After reading your post on Filofax and companies who don’t listen to their users I would like share some of my thoughts.
1- For planners and organizers there are always difficulties in keeping in line with what the core customers want and what we can produce to bring in new users. In this sunset industry (some people would say it is sunset) it is more and more important that we grab the younger youth customers. Even younger kids who are taught by their parents or teacher to keep in the habit of being organized. Those are our future market and customers.
So what does this say about the core or hard core users. Number one rule is do not rock the boat. We learned this the hard way. Especially the formats and cover design. Slight changes of fonts, color or cover design will greatly impact these users and 90 percent of the time they will hate it. The solution is to not change the core products for these users but minor adjustments such as more color cover offerings or different texture covers. On the guts side will be updated information sections and different paper selections plus slight updates of the formats over time so the end users can adjust to it.
2- Filofax: They have the same problem as many of the other companies including us is that will this be a profitable business in the future or will it die off 10 years down the road. This stuck in my head for the past few weeks when I see what is happening in the market trend is that “Do we want to become the king of the typewriters”. Will this happen in the planner and organizer industry…most likely yes within the next 10 years. The goal is to find your direction…find your focus in what products you want to develop and offer. As business goes it is shrinking every year and we must find new ideas to grow.
Here are my thoughts on Moleskine. I do apologize that I might be harsh on this but I am not standing from the consumer side but from a branded company side.
Moleskine is a great brand with a great product image…with something that started out as a simple product and turned into a global niche brand that everyone tried to follow….but is it just an empty shell with no clear direction on where to go.
Moleskine started out in semi selective markets where the cool folks picked it up (Designers, Celebrities, artists and such) with it they gathered a hard core user base who thinks they are more creative than the mass public. They feel using Moleskine put you in a higher level of consumerism. However in a global market a brand cannot make money on just the few folks.

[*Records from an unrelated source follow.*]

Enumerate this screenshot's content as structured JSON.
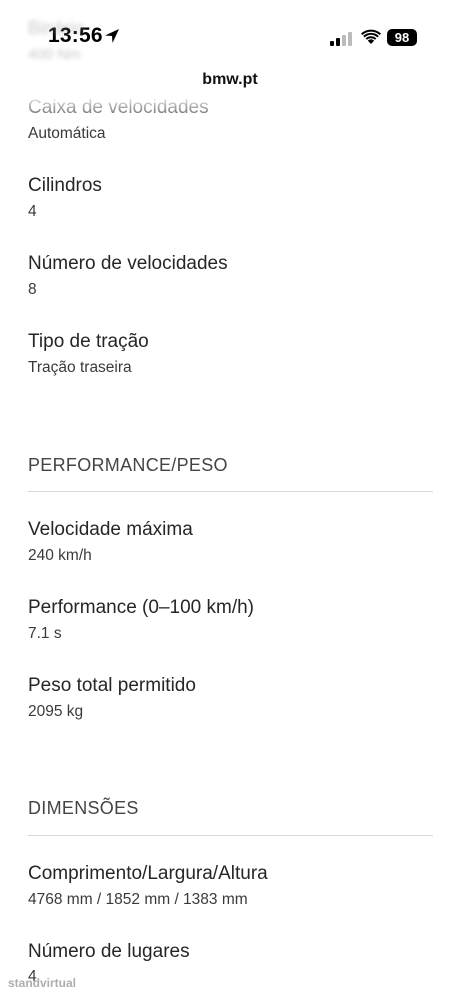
{
  "status_bar": {
    "time": "13:56",
    "battery": "98"
  },
  "browser": {
    "url": "bmw.pt"
  },
  "ghost_header": {
    "label": "Binário",
    "value": "400 Nm"
  },
  "specs": [
    {
      "label": "Caixa de velocidades",
      "value": "Automática"
    },
    {
      "label": "Cilindros",
      "value": "4"
    },
    {
      "label": "Número de velocidades",
      "value": "8"
    },
    {
      "label": "Tipo de tração",
      "value": "Tração traseira"
    }
  ],
  "performance_section": {
    "title": "PERFORMANCE/PESO",
    "items": [
      {
        "label": "Velocidade máxima",
        "value": "240 km/h"
      },
      {
        "label": "Performance (0–100 km/h)",
        "value": "7.1 s"
      },
      {
        "label": "Peso total permitido",
        "value": "2095 kg"
      }
    ]
  },
  "dimensions_section": {
    "title": "DIMENSÕES",
    "items": [
      {
        "label": "Comprimento/Largura/Altura",
        "value": "4768 mm / 1852 mm / 1383 mm"
      },
      {
        "label": "Número de lugares",
        "value": "4"
      }
    ]
  },
  "watermark": "standvirtual",
  "icons": {
    "location": "location-arrow-icon",
    "signal": "cellular-signal-icon",
    "wifi": "wifi-icon"
  }
}
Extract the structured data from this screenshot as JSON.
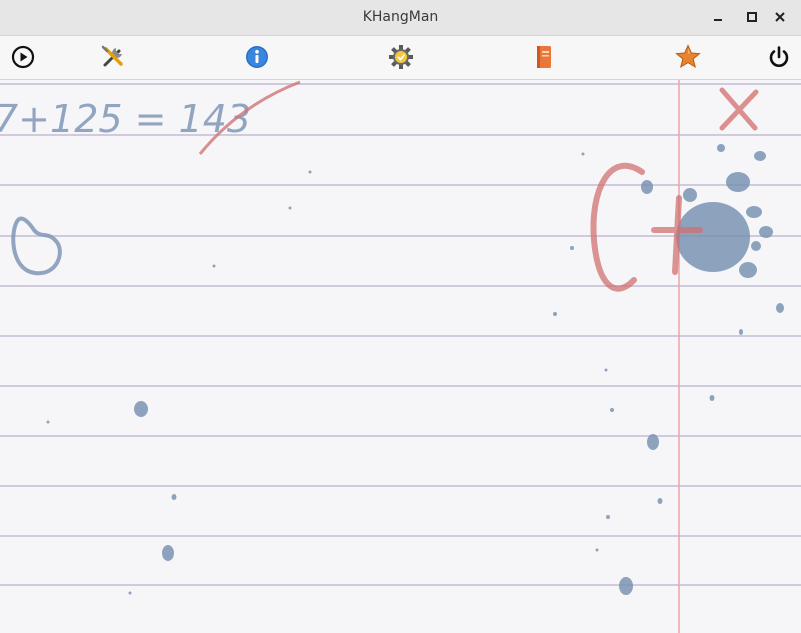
{
  "window": {
    "title": "KHangMan",
    "controls": [
      "minimize-icon",
      "maximize-icon",
      "close-icon"
    ]
  },
  "toolbar": {
    "items": [
      {
        "name": "new-game",
        "icon": "play-circle-icon"
      },
      {
        "name": "configure",
        "icon": "tools-icon"
      },
      {
        "name": "about",
        "icon": "info-icon"
      },
      {
        "name": "settings",
        "icon": "gear-icon"
      },
      {
        "name": "vocabulary",
        "icon": "book-icon"
      },
      {
        "name": "favorites",
        "icon": "star-icon"
      },
      {
        "name": "quit",
        "icon": "power-icon"
      }
    ]
  },
  "paper": {
    "doodle_equation": "7+125 = 143",
    "doodle_grade": "C+",
    "colors": {
      "ruling": "#c9c3dc",
      "margin": "#e8a0a0",
      "ink_blue": "#7a93b3",
      "ink_red": "#d06060"
    }
  }
}
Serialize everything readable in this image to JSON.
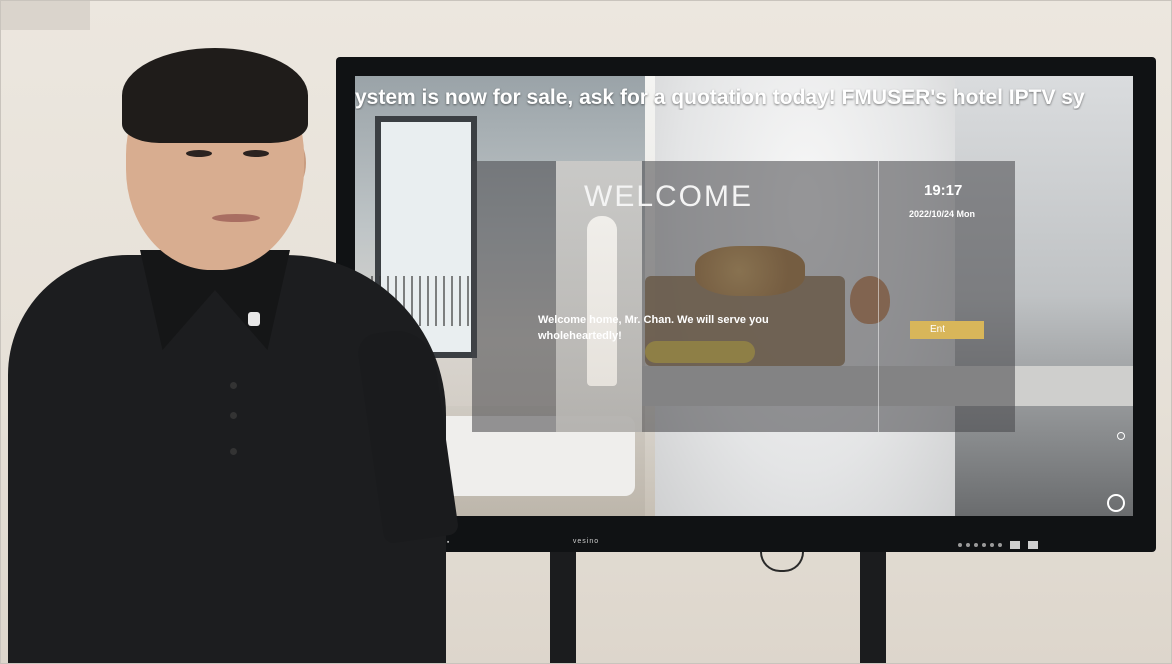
{
  "screen": {
    "marquee_text": "ystem is now for sale, ask for a quotation today! FMUSER's hotel IPTV sy",
    "welcome_title": "WELCOME",
    "clock_time": "19:17",
    "date_text": "2022/10/24 Mon",
    "greeting_text": "Welcome home, Mr. Chan. We will serve you wholeheartedly!",
    "enter_button_label": "Ent"
  },
  "tv": {
    "brand": "vesino"
  }
}
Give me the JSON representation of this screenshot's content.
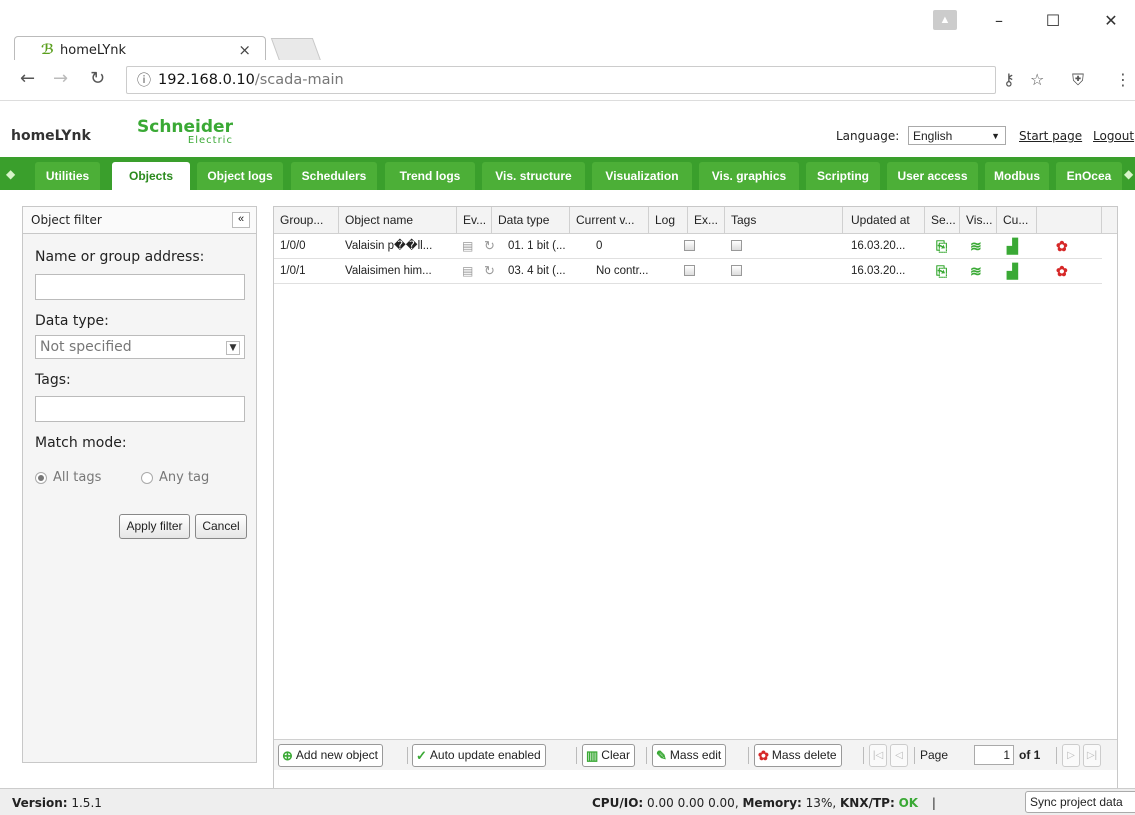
{
  "browser": {
    "tab_title": "homeLYnk",
    "tab_close": "×",
    "url_host": "192.168.0.10",
    "url_path": "/scada-main",
    "info_icon": "ⓘ"
  },
  "header": {
    "brand": "homeLYnk",
    "logo_text": "Schneider",
    "logo_sub": "Electric",
    "language_label": "Language:",
    "language_value": "English",
    "start_page": "Start page",
    "logout": "Logout"
  },
  "tabs": [
    {
      "label": "Utilities"
    },
    {
      "label": "Objects"
    },
    {
      "label": "Object logs"
    },
    {
      "label": "Schedulers"
    },
    {
      "label": "Trend logs"
    },
    {
      "label": "Vis. structure"
    },
    {
      "label": "Visualization"
    },
    {
      "label": "Vis. graphics"
    },
    {
      "label": "Scripting"
    },
    {
      "label": "User access"
    },
    {
      "label": "Modbus"
    },
    {
      "label": "EnOcea"
    }
  ],
  "filter": {
    "title": "Object filter",
    "collapse": "«",
    "name_label": "Name or group address:",
    "datatype_label": "Data type:",
    "datatype_value": "Not specified",
    "tags_label": "Tags:",
    "match_label": "Match mode:",
    "all_tags": "All tags",
    "any_tag": "Any tag",
    "apply": "Apply filter",
    "cancel": "Cancel"
  },
  "grid": {
    "columns": [
      "Group...",
      "Object name",
      "Ev...",
      "Data type",
      "Current v...",
      "Log",
      "Ex...",
      "Tags",
      "Updated at",
      "Se...",
      "Vis...",
      "Cu..."
    ],
    "rows": [
      {
        "group": "1/0/0",
        "name": "Valaisin p��ll...",
        "datatype": "01. 1 bit (...",
        "current": "0",
        "updated": "16.03.20..."
      },
      {
        "group": "1/0/1",
        "name": "Valaisimen him...",
        "datatype": "03. 4 bit (...",
        "current": "No contr...",
        "updated": "16.03.20..."
      }
    ]
  },
  "toolbar": {
    "add": "Add new object",
    "auto": "Auto update enabled",
    "clear": "Clear",
    "mass_edit": "Mass edit",
    "mass_delete": "Mass delete",
    "page_label": "Page",
    "page_value": "1",
    "page_of": "of 1"
  },
  "status": {
    "version_label": "Version:",
    "version_value": "1.5.1",
    "cpu_label": "CPU/IO:",
    "cpu_value": "0.00 0.00 0.00,",
    "mem_label": "Memory:",
    "mem_value": "13%,",
    "knx_label": "KNX/TP:",
    "knx_value": "OK",
    "sync": "Sync project data"
  },
  "colors": {
    "accent": "#3a9f2c",
    "tab": "#4caf37",
    "ok": "#3aa935",
    "delete": "#d62828"
  }
}
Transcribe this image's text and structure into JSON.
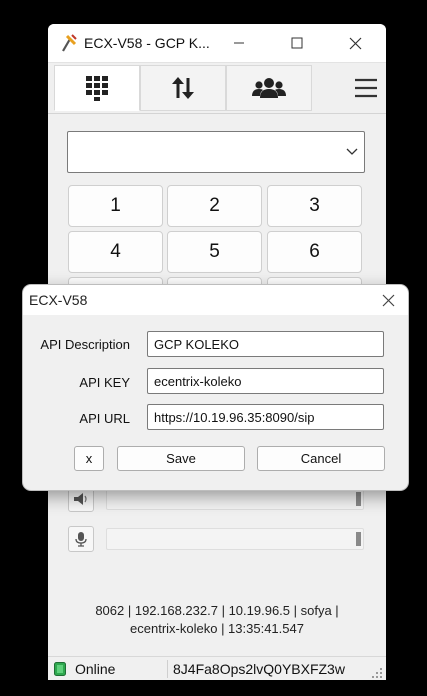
{
  "main_window": {
    "title": "ECX-V58 - GCP K...",
    "tabs": [
      {
        "name": "dialpad",
        "icon": "dialpad-icon"
      },
      {
        "name": "transfer",
        "icon": "transfer-arrows-icon"
      },
      {
        "name": "contacts",
        "icon": "contacts-group-icon"
      }
    ],
    "number_input_value": "",
    "keypad": [
      "1",
      "2",
      "3",
      "4",
      "5",
      "6"
    ],
    "speaker_volume_icon": "speaker-icon",
    "mic_volume_icon": "microphone-icon",
    "speaker_volume_level": 1.0,
    "mic_volume_level": 1.0,
    "status_info_line1": "8062 | 192.168.232.7 | 10.19.96.5 | sofya |",
    "status_info_line2": "ecentrix-koleko | 13:35:41.547",
    "status_bar": {
      "online_label": "Online",
      "session_token": "8J4Fa8Ops2lvQ0YBXFZ3w"
    }
  },
  "api_dialog": {
    "title": "ECX-V58",
    "fields": {
      "description_label": "API Description",
      "description_value": "GCP KOLEKO",
      "key_label": "API KEY",
      "key_value": "ecentrix-koleko",
      "url_label": "API URL",
      "url_value": "https://10.19.96.35:8090/sip"
    },
    "buttons": {
      "x_label": "x",
      "save_label": "Save",
      "cancel_label": "Cancel"
    }
  },
  "colors": {
    "online_green": "#2fa84f",
    "window_bg": "#f0f0f0",
    "desktop_bg": "#000000"
  }
}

Would Moleskine's popularity be where they are now without the mass public snatching up their product? The answer is no.
However here is where lays the catch 22 problem. Which means if you become popular it is hard to be cool with your hard core users. Also you need to make $$ so you have to mass market sale the goods and then expand your company. There is no in between. You either will be small and mostly unknown and cater only to the hardcore users and risk the greater chance of not being able to do more or go broke doing it….the other choice will be to go mass market and earn more cash to build an empire (with the side effect of less quality and more quantity and more different products that your core groups will not like or have to do up special product ranges for mass retail chains so everyone can have a Moleskine and it will not be special anymore…) . So in reality they went with the mass market route. When you see it in Target with a cheap look and in less than pleasing displays or end cap programs… it means your brand is just like all others….nothing special. It only means that parents can now justify buying a cool Moleskine for their kids and not think about “Did I just spend that much money for a blank note book??”
This is a fascinating glimpse inside the business of planners and what companies are going through right now. I do understand the industry is in general decline and that some will go out of business. But I think people will still be using paper planners 10 and more years from now. I just think there will probably be fewer people using them than now. Companies have to decide what their niche market will be. Mass production? Very high quality? Whatever it is, it will become a test of Survival Of The Fittest and only the few companies who manage to keep afloat will still be around 10 years from now.
What do you think?